Got an Andoid phone? Wish you had an Xperia Play instead of the touchscreen fumbling that accompanies most handsets? Swedish developer Fructel has heard your cry and they’ve introduced us to Gametel, a bluetooth game controller that clips onto the bottom of your phone and packs away easily for storage. As a handy bonus, even those of you with Apple devices can use it too, although in a somewhat stunted capacity.
Let’s be honest here, I’m not going to be the first person to assume that the Gametel would be fairly cheap to handle, and a decade of third-party controllers and peripherals would back that up in a heartbeat. To my surprise however, it’s not that bad at all, with a fairly weighty design matched with some medium-grade plastic construction and robust operation from its spring-loaded phone clip.
To operate the device you need to pull that clip up from the back of the unit, open two plastic ‘jaws’ and then slide your phone into position. The force from the spring keeps your phone nestled firmly, and even when in use for a couple of hours I only noticed a small degree of slippage – which was easily corrected by simply moving the phone back into position. It feels, unsurprisingly, much like an Xperia Play or a PSP Go when clipped to your phone in landscape mode.
The face controls consist of a rocker-style directional pad with four action buttons and a smaller start and select, whilst two shoulder buttons complete the lineup. Although hardly up to the standards set by a dedicated handheld console, the button action is nevertheless fairly pleasing, with the four-way directional pad responsive and fast enough to be usable. Indeed, the only truly disappointing features are the two shoulder buttons which are difficult to access once your phone is in place. They also have a fairly short depth, which makes using them somewhat less than satisfactory.
It’s not a premium device by any means then, but it’s a far cry from the offensive mess that you might expect from the packaging, which is cheap and gaudy. There’s only the controller and an instruction sheet to be found inside, with no charger or even a USB cable included for your money. The rationale here is that seemingly that everybody with an Android device will already have the micro-USB lead required, but that’s a bit of a cop-out, and the least you’d expect from any product is to have everything included to get it up and running.
After a swift couple of hours on charge, setting up the Gametel with your Android device couldn’t be simpler.
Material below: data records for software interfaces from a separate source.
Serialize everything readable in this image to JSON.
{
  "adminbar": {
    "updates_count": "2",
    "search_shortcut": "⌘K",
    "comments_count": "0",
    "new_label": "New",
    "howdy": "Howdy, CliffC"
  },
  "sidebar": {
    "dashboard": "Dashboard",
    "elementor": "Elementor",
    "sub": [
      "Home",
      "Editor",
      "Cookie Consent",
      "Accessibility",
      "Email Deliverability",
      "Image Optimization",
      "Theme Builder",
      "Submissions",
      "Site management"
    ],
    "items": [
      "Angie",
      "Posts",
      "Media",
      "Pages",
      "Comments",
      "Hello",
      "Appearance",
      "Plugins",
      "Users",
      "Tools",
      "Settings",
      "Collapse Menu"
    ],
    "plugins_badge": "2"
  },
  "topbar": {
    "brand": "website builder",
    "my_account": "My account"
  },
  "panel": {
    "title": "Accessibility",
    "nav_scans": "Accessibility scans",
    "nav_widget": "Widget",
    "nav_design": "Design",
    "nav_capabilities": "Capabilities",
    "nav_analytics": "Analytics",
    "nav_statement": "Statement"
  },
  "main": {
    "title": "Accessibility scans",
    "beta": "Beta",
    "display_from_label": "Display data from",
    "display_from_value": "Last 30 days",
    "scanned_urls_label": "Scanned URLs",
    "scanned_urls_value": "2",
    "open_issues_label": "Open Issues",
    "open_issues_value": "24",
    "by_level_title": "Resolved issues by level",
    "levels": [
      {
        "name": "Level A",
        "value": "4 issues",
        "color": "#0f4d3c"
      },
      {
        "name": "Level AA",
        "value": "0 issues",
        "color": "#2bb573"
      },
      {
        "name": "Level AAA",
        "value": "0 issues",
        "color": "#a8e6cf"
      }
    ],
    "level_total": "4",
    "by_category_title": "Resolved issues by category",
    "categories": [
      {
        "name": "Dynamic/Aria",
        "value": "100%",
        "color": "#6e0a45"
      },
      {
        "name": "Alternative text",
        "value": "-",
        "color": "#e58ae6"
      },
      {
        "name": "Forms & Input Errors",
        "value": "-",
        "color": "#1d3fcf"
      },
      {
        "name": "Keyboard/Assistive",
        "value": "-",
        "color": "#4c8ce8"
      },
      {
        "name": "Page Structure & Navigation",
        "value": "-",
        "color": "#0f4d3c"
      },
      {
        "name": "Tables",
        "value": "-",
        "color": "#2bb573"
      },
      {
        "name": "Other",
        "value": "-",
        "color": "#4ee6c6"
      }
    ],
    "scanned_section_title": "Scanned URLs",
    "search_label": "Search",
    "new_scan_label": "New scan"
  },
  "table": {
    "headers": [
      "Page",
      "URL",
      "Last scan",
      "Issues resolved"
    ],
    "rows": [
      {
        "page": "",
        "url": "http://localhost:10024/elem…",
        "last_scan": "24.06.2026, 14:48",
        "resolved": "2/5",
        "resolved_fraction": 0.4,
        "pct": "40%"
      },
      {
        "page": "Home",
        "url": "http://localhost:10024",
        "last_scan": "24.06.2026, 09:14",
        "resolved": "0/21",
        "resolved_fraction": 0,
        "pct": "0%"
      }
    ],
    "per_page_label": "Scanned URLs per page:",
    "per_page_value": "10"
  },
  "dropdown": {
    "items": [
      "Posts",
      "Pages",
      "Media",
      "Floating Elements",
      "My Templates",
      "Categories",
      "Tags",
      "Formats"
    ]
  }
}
You’ll need to download the Gametel app, load it up, hold the start button for a couple of seconds and then pair it to your phone. The process on iOS is also similar, with the Gametel setting itself to iCade mode, for those of you familiar with the mini arcade cabinet unit. To turn it on in the future, you just hold down the start button and then select the Gametel input device when it flashes up on your screen.
Although emulators and retro software are the primary force behind the controller layout, if you’re after a modern game then the Gametel app is a decent place to start looking. There are over 50 titles listed here that have been tested as functional with the controller, although there seem to be a fair few more that will work with a bit of configuration. Unsurprisingly, playing each of them is a mixed bag, with the simpler Canabalt and Temple Run clones working out well, and more complex titles such as Edge becoming a rather frustrating mess.
Although the analogue controls of the Xperia Play are conspicuously absent from the Gametel, it’s nevertheless a decent stab at getting controls right for emulated systems, and it’s here that the controller does its best work. Playing old Gameboy, NES, MegaDrive or SNES titles work extremely well on the Gametel, with the caveat of those terrible triggers. The directional pad can be cajoled into working well for the most part, although again it would have been nice to have seen a somewhat more comprehensive eight-way setup there.
As for battery life, there’s not much to complain about. It’s rated at 9 hours on the official documentation, and it certainly lasts for something approaching that margin. Indeed my phone battery turned out to be the larger problem, as keeping Bluetooth interactivity going for a couple of hours completely drained the charge.
The Gametel is a decent stab at getting a bluetooth solution up and running for those of us without the Xperia Play, but it’s not without faults. Although it functions as advertised and I never encountered any serious issues, it’s also a controller that leaves you wanting something slightly better. Something of a more premium build quality perhaps, or with more attention paid to the shoulder buttons and directional pad, or perhaps squeezing a couple of analogue nubs into the layout somewhere to take into account modern titles.
What’s there functions perfectly well though, and if you play a lot of old Gameboy, Arcade, MegaDrive or NES games on your phone, then it’s a perfectly decent companion to throw into your bag for a daily commute or a long trip. The small form factor makes it easy to carry, and the nicely balanced weight makes it relatively comfortable for longer gaming sessions.
Not bad then, but there’s certainly room for improvement in the Bluetooth controller marker.